** RECORDS SUPPLIED **

┏━━

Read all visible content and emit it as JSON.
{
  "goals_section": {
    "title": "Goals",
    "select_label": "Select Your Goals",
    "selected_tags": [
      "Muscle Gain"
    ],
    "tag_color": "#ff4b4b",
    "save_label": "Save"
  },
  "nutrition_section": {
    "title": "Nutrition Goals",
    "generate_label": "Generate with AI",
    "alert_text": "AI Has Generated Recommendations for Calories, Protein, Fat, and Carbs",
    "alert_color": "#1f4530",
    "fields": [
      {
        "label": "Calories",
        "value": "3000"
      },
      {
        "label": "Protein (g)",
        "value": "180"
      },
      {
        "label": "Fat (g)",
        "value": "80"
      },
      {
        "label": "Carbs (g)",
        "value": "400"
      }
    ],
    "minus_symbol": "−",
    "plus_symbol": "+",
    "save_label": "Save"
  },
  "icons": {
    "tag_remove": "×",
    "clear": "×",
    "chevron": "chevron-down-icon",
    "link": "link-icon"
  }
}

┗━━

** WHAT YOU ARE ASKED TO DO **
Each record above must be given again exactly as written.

** OUTPUT OF THE TASK **
Read all visible content and emit it as JSON.
{
  "goals_section": {
    "title": "Goals",
    "select_label": "Select Your Goals",
    "selected_tags": [
      "Muscle Gain"
    ],
    "tag_color": "#ff4b4b",
    "save_label": "Save"
  },
  "nutrition_section": {
    "title": "Nutrition Goals",
    "generate_label": "Generate with AI",
    "alert_text": "AI Has Generated Recommendations for Calories, Protein, Fat, and Carbs",
    "alert_color": "#1f4530",
    "fields": [
      {
        "label": "Calories",
        "value": "3000"
      },
      {
        "label": "Protein (g)",
        "value": "180"
      },
      {
        "label": "Fat (g)",
        "value": "80"
      },
      {
        "label": "Carbs (g)",
        "value": "400"
      }
    ],
    "minus_symbol": "−",
    "plus_symbol": "+",
    "save_label": "Save"
  },
  "icons": {
    "tag_remove": "×",
    "clear": "×",
    "chevron": "chevron-down-icon",
    "link": "link-icon"
  }
}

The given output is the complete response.